Most people are well-intentioned, most of the time. It's easy to overlook the exceptions (I plead guilty!) during day-to-day life and make the tacit assumption that everybody is rational, peaceful, and productive. But that benign postulate becomes suddenly dangerous when one starts to design social systems.
A nation, a corporation, or a community has to be able to handle "broken components" --- people who are somewhat crazy, dysfunctional, maybe even malign. Such disruptive forces need to be absorbed and dissipated so that they don't destroy the larger good that the organization is striving to achieve. And it has to be done gently, since often the problem is only a temporary one. The individual who is causing trouble now will soon return to being a positive contributor, maybe even a saviour of the whole outfit.
But how to achieve that delicate balance? There aren't any cookbook formulæ. Social reformers who propose simple answers usually aren't looking at both sides of the equation. Some point (correctly) to the gross inefficiencies and injustices of a system, and overlook the fact that those may be an insurance policy against rare but dangerous behavior. And on the opposite shore are those who focus on immediate punishment to the exclusion of mercy and charity. They miss the chance to move in the longer term toward a fairer and more productive society.
Sometimes a group evolves naturally toward a healthy configuration, with reasonable checks and balances among its members so that good people can do good and naughty people can't do (much) harm. Other times the natural evolutionary process breaks down --- and we get a police state, or tribal war, or large-scale corruption. How can one encourage the growth of a sound, robust system?
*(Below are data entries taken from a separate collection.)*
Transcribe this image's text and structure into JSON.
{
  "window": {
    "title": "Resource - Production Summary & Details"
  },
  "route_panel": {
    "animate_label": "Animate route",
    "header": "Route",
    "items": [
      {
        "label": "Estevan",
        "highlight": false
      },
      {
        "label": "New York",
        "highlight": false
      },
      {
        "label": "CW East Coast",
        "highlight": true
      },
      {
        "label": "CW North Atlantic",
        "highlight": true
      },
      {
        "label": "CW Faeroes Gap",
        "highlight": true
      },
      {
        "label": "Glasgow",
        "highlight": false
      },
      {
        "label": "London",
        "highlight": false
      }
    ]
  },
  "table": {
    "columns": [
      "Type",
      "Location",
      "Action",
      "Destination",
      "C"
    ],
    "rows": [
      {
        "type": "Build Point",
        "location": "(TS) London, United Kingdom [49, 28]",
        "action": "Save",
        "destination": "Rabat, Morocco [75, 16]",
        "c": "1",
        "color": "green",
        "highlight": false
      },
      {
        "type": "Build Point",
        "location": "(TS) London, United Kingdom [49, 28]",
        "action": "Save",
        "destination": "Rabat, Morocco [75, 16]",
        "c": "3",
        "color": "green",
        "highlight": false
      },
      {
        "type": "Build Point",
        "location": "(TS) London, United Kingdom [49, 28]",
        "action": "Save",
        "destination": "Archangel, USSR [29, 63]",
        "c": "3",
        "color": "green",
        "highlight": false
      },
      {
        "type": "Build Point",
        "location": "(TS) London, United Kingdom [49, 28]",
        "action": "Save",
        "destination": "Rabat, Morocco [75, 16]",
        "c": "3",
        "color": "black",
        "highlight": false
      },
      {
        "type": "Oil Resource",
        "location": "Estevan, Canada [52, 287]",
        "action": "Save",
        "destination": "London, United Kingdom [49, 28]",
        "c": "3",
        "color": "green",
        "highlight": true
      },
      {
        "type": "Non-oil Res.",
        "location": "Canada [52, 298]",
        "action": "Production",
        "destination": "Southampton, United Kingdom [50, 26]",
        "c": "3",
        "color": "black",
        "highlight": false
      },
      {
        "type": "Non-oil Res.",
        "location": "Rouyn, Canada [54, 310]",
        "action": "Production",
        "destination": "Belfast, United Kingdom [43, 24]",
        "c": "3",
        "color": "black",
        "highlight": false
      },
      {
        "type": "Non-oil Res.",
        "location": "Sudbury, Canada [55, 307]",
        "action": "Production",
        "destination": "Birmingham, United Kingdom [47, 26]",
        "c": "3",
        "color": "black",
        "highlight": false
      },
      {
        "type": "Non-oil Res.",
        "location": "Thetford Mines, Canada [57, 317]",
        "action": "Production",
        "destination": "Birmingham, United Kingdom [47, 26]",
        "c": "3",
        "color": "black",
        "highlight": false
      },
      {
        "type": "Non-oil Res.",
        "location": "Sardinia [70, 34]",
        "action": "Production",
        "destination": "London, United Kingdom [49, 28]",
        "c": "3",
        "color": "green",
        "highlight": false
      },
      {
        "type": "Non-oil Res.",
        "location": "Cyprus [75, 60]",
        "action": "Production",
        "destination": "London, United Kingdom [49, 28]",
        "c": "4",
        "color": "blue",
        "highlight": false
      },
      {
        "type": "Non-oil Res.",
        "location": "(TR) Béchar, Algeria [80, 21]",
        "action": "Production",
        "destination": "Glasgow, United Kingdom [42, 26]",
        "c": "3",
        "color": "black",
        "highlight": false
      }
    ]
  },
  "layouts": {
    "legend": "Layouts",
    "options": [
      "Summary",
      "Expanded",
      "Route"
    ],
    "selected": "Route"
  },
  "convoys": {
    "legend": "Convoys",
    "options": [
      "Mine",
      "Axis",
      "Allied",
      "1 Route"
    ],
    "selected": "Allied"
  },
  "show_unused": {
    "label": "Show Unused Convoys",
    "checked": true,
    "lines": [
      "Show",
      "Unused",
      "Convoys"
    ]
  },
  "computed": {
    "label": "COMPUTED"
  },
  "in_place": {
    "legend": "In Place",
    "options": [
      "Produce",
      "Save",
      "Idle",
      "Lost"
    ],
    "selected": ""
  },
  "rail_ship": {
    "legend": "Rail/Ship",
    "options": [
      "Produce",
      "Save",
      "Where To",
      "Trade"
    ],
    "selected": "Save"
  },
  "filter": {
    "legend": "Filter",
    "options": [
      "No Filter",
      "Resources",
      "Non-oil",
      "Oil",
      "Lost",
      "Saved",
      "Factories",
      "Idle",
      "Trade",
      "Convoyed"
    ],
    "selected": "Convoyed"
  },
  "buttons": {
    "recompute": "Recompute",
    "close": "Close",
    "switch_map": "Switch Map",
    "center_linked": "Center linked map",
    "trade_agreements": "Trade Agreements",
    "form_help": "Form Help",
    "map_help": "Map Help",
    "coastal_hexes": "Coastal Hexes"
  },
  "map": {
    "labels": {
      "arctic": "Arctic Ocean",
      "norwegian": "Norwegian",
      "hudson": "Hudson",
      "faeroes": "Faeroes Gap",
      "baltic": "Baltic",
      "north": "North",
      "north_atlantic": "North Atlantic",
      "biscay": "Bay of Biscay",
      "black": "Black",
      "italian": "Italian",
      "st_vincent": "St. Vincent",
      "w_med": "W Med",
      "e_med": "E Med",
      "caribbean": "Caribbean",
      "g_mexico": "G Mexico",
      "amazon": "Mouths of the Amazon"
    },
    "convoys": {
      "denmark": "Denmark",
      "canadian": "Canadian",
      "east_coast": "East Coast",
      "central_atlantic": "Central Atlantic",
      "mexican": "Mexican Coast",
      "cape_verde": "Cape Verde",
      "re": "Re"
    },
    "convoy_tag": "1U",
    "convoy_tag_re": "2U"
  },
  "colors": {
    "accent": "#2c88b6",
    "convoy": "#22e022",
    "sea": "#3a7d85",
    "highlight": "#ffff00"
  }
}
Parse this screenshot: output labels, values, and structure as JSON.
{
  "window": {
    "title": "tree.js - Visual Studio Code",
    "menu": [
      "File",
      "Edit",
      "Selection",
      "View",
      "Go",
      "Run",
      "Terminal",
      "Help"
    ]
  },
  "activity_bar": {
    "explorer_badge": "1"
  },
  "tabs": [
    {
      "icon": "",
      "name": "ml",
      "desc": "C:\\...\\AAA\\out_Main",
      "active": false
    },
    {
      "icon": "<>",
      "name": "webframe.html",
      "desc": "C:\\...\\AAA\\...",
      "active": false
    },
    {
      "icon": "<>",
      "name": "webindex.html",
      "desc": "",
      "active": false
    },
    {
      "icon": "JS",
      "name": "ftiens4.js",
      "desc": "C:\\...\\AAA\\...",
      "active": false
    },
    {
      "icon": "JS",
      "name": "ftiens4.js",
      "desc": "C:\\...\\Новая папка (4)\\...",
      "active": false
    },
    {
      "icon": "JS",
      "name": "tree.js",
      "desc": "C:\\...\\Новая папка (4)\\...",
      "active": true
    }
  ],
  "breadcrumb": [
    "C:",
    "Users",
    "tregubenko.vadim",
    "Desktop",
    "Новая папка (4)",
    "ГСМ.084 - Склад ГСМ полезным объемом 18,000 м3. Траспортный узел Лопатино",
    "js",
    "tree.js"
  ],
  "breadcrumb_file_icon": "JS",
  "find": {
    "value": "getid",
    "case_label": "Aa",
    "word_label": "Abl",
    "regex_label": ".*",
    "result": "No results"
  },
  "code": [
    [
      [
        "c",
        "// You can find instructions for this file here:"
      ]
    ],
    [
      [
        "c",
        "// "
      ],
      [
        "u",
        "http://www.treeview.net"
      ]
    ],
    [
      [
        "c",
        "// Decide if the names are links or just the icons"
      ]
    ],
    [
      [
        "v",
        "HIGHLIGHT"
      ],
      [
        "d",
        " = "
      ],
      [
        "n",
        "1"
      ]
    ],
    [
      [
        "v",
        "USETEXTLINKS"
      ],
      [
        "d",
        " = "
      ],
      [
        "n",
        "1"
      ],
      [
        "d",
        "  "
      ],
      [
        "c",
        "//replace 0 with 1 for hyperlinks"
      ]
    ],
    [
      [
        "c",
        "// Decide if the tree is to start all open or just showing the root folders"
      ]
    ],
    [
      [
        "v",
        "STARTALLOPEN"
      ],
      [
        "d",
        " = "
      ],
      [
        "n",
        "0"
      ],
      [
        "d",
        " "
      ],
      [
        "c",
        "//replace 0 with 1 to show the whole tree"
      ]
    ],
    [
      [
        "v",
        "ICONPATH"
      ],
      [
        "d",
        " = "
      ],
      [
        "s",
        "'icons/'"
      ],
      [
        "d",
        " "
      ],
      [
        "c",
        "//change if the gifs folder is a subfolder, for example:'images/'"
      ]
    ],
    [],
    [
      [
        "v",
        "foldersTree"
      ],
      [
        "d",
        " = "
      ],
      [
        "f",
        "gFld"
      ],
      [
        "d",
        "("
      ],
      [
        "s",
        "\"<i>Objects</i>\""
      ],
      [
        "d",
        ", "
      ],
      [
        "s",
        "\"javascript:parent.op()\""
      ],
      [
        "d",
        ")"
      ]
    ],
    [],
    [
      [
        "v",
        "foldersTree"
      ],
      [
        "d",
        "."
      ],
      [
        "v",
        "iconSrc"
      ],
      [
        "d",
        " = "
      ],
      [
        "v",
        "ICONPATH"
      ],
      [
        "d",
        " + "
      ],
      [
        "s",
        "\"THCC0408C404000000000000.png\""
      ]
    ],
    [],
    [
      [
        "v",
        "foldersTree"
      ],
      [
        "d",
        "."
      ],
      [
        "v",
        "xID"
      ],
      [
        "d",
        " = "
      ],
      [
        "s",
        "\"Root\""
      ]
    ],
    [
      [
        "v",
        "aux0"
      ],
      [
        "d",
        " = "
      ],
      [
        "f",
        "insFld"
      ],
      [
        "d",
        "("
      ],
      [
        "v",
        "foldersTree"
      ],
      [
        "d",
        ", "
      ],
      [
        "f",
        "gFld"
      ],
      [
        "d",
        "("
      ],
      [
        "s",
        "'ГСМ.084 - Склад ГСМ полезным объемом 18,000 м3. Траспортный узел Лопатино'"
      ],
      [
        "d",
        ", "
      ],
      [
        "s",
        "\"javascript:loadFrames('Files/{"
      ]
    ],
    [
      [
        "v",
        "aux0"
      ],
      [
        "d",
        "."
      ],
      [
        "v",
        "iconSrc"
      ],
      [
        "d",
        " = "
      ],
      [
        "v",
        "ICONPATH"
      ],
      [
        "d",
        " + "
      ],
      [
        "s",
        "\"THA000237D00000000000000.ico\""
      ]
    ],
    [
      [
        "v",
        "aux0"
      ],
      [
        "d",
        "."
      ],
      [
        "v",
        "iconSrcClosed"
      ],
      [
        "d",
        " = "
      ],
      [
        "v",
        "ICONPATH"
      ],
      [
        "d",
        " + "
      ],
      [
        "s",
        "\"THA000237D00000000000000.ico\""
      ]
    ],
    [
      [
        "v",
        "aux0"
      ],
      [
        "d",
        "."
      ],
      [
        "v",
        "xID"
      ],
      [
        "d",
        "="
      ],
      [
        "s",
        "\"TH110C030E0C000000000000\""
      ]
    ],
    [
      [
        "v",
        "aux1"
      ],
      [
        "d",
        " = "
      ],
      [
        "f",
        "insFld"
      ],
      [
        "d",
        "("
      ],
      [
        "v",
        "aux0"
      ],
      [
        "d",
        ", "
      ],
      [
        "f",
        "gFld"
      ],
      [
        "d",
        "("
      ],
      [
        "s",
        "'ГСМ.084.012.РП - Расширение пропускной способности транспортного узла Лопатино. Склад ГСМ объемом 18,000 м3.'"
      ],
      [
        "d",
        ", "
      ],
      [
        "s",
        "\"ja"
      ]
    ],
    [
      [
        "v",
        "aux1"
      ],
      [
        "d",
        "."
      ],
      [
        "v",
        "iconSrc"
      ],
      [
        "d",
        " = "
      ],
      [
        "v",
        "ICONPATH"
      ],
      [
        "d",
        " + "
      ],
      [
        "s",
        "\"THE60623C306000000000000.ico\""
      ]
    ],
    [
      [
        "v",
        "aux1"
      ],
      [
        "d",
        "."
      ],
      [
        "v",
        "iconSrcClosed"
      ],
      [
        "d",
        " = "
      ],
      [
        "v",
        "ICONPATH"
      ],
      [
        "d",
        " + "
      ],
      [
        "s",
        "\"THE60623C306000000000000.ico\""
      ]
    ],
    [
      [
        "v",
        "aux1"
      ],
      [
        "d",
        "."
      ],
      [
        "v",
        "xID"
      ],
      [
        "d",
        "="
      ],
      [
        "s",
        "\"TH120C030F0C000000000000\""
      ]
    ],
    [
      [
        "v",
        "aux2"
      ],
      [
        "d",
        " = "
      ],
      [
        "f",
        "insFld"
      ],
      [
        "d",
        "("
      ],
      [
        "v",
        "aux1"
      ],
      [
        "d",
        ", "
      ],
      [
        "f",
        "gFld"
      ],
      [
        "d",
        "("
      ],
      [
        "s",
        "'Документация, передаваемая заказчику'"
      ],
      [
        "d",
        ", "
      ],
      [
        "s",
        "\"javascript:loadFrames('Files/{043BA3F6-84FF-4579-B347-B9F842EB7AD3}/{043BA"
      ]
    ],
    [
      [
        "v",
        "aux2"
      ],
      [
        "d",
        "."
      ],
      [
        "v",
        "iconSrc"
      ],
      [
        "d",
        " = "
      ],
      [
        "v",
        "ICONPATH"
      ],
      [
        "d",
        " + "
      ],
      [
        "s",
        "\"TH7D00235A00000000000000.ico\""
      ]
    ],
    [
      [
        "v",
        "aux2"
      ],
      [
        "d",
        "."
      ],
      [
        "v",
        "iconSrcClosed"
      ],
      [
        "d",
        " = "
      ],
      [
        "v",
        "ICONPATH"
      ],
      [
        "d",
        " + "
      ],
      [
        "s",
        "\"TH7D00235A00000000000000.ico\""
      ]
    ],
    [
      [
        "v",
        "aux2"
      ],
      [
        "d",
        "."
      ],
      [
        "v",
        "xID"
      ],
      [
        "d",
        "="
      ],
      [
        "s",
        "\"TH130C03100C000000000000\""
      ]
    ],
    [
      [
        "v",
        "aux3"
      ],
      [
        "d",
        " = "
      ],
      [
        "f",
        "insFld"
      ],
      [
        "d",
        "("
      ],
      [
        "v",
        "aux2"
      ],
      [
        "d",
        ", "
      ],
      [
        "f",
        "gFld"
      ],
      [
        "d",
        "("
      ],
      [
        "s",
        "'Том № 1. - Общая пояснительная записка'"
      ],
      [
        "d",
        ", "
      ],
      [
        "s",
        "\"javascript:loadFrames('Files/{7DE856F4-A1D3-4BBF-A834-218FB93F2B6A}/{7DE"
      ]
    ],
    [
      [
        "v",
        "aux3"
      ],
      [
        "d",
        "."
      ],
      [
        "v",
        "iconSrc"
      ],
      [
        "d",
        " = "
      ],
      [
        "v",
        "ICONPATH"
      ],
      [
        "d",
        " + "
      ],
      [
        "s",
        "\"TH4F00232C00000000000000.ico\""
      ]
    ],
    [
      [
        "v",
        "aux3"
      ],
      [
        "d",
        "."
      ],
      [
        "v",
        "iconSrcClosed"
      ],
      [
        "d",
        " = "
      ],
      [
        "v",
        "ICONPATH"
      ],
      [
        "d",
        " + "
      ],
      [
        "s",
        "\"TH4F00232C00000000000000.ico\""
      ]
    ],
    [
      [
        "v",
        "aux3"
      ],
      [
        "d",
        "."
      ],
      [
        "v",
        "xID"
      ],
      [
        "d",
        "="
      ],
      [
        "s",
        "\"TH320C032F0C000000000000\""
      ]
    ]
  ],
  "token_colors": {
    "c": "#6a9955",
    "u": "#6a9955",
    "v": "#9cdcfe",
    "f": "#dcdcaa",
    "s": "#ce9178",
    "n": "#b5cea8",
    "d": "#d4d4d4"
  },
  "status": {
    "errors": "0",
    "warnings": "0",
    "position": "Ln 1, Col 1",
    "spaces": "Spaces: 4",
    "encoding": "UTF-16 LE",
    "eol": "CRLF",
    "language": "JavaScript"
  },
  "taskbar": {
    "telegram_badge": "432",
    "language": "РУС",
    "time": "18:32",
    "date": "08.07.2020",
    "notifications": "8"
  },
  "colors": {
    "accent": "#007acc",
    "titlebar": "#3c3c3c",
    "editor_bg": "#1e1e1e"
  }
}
Wednesday, May 17, 2000 at 06:04:10 (EDT) = Datetag20000517
(see also AikidoSpirit (9 Dec 2003), ... )